All forms of glutamate/glutamic acid/MSG are exactly the same from a chemical standpoint. The human body cannot tell the difference between the amino acid, glutamic acid/ the salt form of that acid, monosodium glutamate; or the ionic form, glutamate. You might want to invent some difference between the three forms, to make some case that MSG is more dangerous, but that would require a complete rewriting of what we know about basic chemistry. And you’d win a Nobel Prize for doing so.

Posted August 13, 2003 Knife Maintenance and Sharpening By Chad Ward:

The purpose of a sharpening stone is to grind the edge and remove metal. Oil reduces friction and makes the process much slower. Supposedly oil helps float away metal particles that would otherwise clog the pores of the stone. You can do the same thing by wiping the stone with a damp cloth when you’re done..

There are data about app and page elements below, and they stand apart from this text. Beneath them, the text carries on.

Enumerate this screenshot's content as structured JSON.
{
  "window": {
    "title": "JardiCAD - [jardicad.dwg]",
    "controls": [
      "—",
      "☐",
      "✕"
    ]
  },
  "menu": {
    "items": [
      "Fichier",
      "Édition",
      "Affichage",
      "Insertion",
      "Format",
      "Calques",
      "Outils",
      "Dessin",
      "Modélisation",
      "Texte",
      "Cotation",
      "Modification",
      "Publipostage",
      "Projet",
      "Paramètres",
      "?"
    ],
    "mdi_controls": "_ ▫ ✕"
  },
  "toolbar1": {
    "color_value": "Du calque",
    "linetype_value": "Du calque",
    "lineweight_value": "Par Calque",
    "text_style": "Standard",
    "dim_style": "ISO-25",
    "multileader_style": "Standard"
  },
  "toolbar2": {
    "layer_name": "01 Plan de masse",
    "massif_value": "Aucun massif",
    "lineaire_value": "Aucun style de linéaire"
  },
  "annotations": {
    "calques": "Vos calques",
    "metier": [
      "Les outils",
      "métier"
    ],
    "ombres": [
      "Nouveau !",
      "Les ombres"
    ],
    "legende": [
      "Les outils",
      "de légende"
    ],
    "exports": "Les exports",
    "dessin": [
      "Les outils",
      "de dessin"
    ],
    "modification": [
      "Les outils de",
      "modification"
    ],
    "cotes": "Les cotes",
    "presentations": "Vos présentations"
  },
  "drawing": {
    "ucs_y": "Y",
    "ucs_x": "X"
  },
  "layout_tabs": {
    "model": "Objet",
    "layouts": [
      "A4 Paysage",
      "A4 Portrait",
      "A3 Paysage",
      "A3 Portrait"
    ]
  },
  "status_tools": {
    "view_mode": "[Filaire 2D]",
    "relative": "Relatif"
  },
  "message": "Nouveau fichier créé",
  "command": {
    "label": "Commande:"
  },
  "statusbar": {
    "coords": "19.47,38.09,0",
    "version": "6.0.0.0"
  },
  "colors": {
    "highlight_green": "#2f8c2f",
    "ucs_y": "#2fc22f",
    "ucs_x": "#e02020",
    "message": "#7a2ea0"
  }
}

Waterstones are another matter entirely. Both Japanese and synthetic waterstones require water in order to cut effectively. Japanese waterstones can be damaged if used dry and must be soaked thoroughly before use. Waterstones wear very quickly, revealing new layers of cutting abrasive as the swarf builds up and is washed away. That’s why they are so effective. There is always a new layer of sharp abrasive cutting away at the metal of your edge. By the way, “swarf” is one of those cool terms you get to toss around when you discuss sharpening. Swarf is the slurry of metal filings and stone grit that builds up as you sharpen.
Push cutting involves parting fibers and requires a polished edge. Shaving, for example, is push cutting. So is peeling an apple or julienning a carrot. You are pressing your thin, finely polished edge through the fibers of the food, pushing them to either side.

Slicing, on the other hand, involves severing fibers and requires a toothier edge. Crusty bread, a soft tomato, roast chicken – anything with an outer layer that is tougher than the squishier inside demands an edge that can bite into the skin without crushing the interior. A highly polished edge will simply skate over the surface of a ripe plum until you put enough pressure on it to push through the skin. But the fruit underneath will give way before that happens. Not pretty.

Now you must decide. Do you do more push cutting or more slicing? Do you have knives that you use more often for dicing, peeling and julienning? Do you have a knife that is dedicated to slicing?

A good basic strategy is to start with a standard 20 degree bevel (a 15/20 double bevel if you’re feeling adventurous) with a moderately polished edge on all your knives. This alone will be a vast improvement over what you might be used to.

Then branch out. If you have a knife that is only used for vegetables, a santoku for example, you can take it to a very fine, highly polished edge.
One of the easiest ways to ensure that you are matching an existing bevel is to coat the edge with magic marker. As the magic marker is abraded away by the sharpening stone. you will be able to see where the metal is being removed and whether you have matched the angle properly. Once you have coated both bevels with marker, take a swipe or two down your stone. If the marker is wiped off over the width of the bevel you have matched the angle properly. If your angle is too high, only the marker near the very edge will be removed.
Take, for example, a plastic pen, stand it at a 30-45 degree angle on a countertop and lay the knife edge straight up and down on the plastic. Pull the edge from heel to tip. If it bites in, you’ve set your edge correctly. If it slides off, you have some more work to do. The sharper the blade, the smaller you can make the angle before it slips. and